He was scheduled to be hanged in November 2021, but the decision had sparked fierce criticisms because he has an IQ of 69, which is recognised as an intellectual disability, and his claims that he had committed the crime under duress.
The two opposing views
The EU Delegation to Singapore “call on the Singapore authorities to half the execution of Nagaenthran K Dharmalingam, and to commute his sentence to a non-capital sentence”, before adding that the use of capital punishment “can never be justified, and advocate for Singapore to adopt a moratorium on all executions as a positive first step towards its abolition”.
The UN HRC tweeted to “urge authorities to halt execution for drug offences”, adding that Nagaenthran has “psychosocial disabilities”.

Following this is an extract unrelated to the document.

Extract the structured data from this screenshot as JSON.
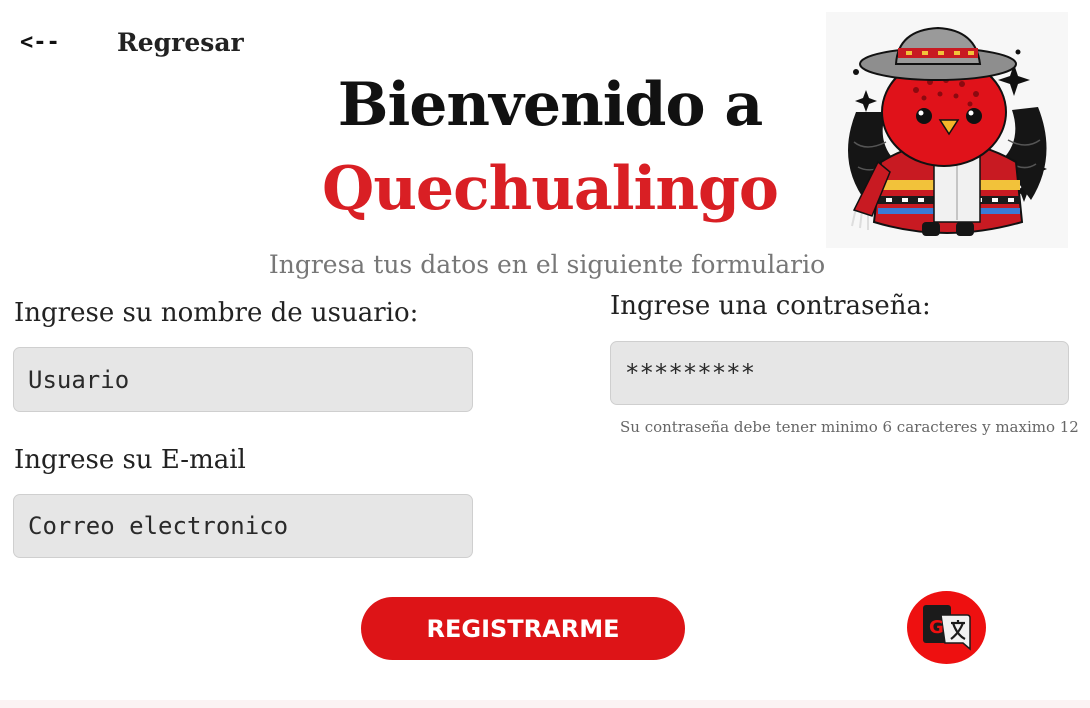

Dr Kevin Tan, a law professor who holds teaching positions at both the National University of Singapore (NUS) Law School and Nanyang Technological University’s (NTU) S. Rajaratnam School of International Studies, says that the deterrent effect is only effective if the crime was premeditated in advance and that the perpetrator has time to consider his options carefully.
“If the perpetrator commits an act of murder in the ‘heat of the moment’, he would not have had the time to think about its consequences. In such cases, the death penalty would not have the desired deterrent effect,” said Dr Tan, who specialises in Constitutional and Administrative Law.
“People often just think about the deterrence but not about the possibility that the penalty is inflicted on the wrong person. If there was a mistake, it would be an irreversible one. Even if you don’t come from a religious or moral perspective and just focus on the practicalities, you can’t reverse the action after convicting and hanging the wrong guy. It’s the end of the story,” he adds.
While the state might not be able to pay a victim of a wrongful conviction back for his or her lost time and suffering, Dr Tan feels that the comparison is inappropriate “since the state can still make it up to a victim who is still alive, but if a person is dead, there is nothing you can do to make it up to the victim or the family. The person is just gone.”
There is also the sense of equity and the fear that would-be criminals would be emboldened by the assurance that their lives will not be taken away from them.
Former British Prime Minister Margaret Thatcher best summed this up, “I personally have always voted for the death penalty because I believe that people who go out prepared to take the lives of other people forfeit their own right to live. I believe that death penalty should be used only very rarely, but I believe that no-one should go out certain that no matter how cruel, how vicious, how hideous their murder, they themselves will not suffer the death penalty.”
And as Minister Shanmugam said, “We prefer not to have to impose the death penalty on anyone. But we have to continue to do what is best for us.”